This historic imperial seat of authority is located on a hill in Mexico City. In Nahuatl, the castle's name means "near the grasshopper's hill." This site was established in 1725 and has housed a nobility, a military college, and Emperor Maximilian I and Empress Carlota's residence. It is presently known as the National Museum of Cultures and is available to the public. Locals recommended picking up some street corn and eating it on the way back down the hill.
This lovely urban oasis is filled with green space, parks, and water. It's a nice place to spread out a blanket and eat your lunch or have a picnic. After admiring the park's Art Deco embellishments or wandering the natural pathways, you may also feed the ducks in the pond. There is enough to do for everyone, from families to pet-friendly travellers. The nine-hectare park provides plenty of open room for youngsters to play in, while you can relax on one of the charming small trunk shaped benches, or if you have a dog, it is the greatest spot to let them run about and enjoy the scenery.
If you want to meet some locals at one of their favourite spots, go see a movie at a drive-in theatre in the evening. There are numerous dispersed across the city, with more cropping up as it has become a favourite hobby for young people.
Adiós Travellers, we hope you enjoy our local recommendations on your next trip to Mexico City.
NOTE: Due to ongoing Covid-19, some of the mentioned places might be closed.
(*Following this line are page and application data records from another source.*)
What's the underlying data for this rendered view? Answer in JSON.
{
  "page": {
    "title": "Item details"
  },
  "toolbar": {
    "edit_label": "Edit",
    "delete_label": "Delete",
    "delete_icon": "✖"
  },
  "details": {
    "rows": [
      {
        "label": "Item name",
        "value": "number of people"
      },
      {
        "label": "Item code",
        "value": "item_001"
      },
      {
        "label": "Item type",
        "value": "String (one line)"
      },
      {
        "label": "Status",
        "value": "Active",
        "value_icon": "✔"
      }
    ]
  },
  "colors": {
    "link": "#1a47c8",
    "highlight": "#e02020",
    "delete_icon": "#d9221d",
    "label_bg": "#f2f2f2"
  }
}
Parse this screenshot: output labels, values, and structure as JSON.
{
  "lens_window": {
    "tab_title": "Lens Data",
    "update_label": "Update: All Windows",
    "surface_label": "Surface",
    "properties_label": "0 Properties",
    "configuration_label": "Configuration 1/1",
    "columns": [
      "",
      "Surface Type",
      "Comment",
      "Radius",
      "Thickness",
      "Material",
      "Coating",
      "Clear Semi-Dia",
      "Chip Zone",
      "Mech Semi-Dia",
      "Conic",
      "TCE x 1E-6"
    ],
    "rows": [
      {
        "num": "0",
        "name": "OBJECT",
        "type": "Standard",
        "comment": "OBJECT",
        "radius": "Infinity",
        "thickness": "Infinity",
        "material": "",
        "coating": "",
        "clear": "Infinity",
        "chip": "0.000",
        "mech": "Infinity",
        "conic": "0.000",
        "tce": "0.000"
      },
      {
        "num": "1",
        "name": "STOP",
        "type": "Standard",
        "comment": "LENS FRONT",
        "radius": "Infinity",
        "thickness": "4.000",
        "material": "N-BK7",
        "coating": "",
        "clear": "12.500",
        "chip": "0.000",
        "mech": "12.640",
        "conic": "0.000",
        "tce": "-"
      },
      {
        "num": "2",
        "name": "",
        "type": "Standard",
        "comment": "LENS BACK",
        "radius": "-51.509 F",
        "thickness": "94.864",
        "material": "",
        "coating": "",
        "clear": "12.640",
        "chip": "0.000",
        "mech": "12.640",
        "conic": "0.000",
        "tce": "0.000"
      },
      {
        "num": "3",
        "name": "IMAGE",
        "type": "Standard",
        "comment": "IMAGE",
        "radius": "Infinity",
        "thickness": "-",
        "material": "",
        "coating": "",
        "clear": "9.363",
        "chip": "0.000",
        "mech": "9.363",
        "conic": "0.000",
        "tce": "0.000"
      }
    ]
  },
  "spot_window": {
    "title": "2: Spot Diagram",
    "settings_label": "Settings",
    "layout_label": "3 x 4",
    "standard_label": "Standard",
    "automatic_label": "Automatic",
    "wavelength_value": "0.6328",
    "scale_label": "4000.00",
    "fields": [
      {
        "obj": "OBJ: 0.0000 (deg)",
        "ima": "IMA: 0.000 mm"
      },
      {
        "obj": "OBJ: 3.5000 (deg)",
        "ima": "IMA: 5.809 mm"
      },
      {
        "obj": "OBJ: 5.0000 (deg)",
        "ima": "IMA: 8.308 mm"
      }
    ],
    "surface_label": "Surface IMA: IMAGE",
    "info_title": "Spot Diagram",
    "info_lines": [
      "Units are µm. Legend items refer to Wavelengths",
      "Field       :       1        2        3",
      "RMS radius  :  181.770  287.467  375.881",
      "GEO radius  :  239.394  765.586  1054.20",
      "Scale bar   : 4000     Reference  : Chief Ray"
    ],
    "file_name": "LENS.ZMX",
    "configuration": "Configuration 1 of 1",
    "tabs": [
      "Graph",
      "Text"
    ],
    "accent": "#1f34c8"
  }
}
Kindly confirm with official websites before visiting in person.
Originally Written: Gabrielle Goldson
Edited: Vinita Malik
May 26, 2021